The whole relationship between Heimdall and Kamorr was uplifting. Kamorr nearly hero-worships Heimdall, yet he clearly sees his faults and isn’t afraid to call him out if the need arises. On the other hand, Heimdall sees Kamorr as much more skilled and capable than Kamorr sees himself. Together they lift each other up to become better and stronger than they could be on their own.
Honestly, watching Heimdall come back to himself as he gains confidence is nice, but watching Kamorr come to see himself through Heimdall’s eyes is even better. Through the course of the trip, Kamorr comes to see that he may have been an outcast at home, but that doesn’t make him worthless. He finds self-worth and his growth is my favorite part of the story.
It was really interesting to see the backstory to the creation of the Bifrost. The Rainbow Bridge is something that is used all the time in Marvel but isn’t really thought that much about. It was also interesting to see Heimdall before he was the perfect sentry of the Bifrost that we are used to seeing.
I would like to mention that The Prisoner of Tartarus is the third in the Heimdall series. To trace the entirety of Heimdall’s ascent from simple soldier to the guardian of the Rainbow Bridge, you have to read The Head of Mimir and The Rebels of Vanaheim. Luckily, while these stories are no doubt fascinating and deserve a read, they are not necessary to enjoy The Prisoner of Tartarus. Byers’ story is well-crafted enough that it can be thoroughly enjoyed without the additional background. I recommend it to anyone looking for a good read, especially if Asgard is of special interest to you.
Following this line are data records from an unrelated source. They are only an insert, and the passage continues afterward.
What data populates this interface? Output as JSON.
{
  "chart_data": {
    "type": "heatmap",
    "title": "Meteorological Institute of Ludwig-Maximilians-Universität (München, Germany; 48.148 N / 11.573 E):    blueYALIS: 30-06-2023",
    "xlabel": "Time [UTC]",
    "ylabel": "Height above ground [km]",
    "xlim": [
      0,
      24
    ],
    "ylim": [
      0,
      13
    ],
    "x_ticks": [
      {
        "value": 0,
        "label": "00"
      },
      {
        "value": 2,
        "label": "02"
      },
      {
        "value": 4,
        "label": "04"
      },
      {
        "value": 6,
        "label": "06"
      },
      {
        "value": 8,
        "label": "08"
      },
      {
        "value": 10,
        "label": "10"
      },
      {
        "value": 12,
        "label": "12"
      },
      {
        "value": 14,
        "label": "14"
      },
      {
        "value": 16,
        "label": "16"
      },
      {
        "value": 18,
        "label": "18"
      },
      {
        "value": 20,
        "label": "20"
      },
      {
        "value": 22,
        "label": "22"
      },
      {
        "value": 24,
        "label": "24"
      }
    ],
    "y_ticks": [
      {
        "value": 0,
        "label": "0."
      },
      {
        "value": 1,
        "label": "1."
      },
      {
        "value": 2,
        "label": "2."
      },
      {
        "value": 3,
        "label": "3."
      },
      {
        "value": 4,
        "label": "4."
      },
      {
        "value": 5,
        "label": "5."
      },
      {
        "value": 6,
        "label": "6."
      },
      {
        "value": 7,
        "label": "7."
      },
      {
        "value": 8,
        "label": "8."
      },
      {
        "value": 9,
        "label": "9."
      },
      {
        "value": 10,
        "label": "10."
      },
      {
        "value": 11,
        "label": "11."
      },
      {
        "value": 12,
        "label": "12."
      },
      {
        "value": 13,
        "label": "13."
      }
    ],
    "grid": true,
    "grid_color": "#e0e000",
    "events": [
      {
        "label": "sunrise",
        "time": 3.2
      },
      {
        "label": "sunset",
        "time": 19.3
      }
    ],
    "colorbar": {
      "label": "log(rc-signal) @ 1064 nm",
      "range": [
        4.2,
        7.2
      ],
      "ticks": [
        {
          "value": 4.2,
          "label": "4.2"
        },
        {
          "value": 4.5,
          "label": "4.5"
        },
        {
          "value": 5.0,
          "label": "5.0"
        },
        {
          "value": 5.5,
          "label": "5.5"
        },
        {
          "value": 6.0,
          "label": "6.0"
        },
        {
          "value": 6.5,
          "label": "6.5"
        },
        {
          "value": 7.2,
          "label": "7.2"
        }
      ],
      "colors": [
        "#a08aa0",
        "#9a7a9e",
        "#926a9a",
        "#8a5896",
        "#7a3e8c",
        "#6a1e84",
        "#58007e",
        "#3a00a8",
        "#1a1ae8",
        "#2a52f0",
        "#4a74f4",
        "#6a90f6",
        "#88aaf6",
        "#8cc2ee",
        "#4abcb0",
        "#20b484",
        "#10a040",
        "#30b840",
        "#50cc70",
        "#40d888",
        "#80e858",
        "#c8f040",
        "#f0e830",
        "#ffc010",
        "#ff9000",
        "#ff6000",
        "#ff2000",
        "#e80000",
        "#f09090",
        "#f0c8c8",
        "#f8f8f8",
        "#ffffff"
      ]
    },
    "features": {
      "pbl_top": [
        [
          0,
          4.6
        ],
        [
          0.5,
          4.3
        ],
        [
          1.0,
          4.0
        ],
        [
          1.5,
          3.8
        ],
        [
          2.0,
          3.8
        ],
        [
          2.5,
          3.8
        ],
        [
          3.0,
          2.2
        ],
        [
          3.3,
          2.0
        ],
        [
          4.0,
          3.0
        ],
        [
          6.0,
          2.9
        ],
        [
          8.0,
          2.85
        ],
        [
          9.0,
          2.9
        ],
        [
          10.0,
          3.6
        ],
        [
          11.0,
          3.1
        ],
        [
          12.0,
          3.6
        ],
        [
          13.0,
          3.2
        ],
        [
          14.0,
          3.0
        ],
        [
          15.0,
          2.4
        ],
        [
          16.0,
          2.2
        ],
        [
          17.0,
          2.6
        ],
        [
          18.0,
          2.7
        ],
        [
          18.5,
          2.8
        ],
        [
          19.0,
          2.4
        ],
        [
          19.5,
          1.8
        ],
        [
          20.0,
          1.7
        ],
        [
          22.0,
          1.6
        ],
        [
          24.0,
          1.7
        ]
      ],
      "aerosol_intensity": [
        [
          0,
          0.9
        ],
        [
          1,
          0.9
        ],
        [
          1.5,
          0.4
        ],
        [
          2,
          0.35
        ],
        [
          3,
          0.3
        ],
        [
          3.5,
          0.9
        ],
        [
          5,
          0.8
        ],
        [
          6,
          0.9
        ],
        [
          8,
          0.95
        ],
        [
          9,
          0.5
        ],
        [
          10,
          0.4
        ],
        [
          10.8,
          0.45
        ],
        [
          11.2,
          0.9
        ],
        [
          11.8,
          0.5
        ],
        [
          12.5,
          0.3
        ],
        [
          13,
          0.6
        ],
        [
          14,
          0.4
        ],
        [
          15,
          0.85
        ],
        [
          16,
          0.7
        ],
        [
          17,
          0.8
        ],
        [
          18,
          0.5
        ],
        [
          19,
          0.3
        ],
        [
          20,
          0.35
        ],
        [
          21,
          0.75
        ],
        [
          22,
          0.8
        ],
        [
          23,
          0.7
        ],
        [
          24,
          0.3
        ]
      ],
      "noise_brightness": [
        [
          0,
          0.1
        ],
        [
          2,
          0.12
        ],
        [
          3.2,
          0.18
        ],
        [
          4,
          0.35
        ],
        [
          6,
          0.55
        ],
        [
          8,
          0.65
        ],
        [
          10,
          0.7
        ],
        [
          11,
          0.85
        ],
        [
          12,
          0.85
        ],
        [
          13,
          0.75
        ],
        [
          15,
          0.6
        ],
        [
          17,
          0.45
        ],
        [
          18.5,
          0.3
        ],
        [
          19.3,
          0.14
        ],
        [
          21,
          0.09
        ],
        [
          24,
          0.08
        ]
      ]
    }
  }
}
My Rating: 9/10
The Prisoner of Tartarus: A Marvel Legends of Asgard Novel by Richard Lee Byers is available now from Aconyte Books. Have you read the novel? What are your thoughts on it? Let us know on social media. If you haven’t already, check out my other Legends of Asgard review, Three Swords!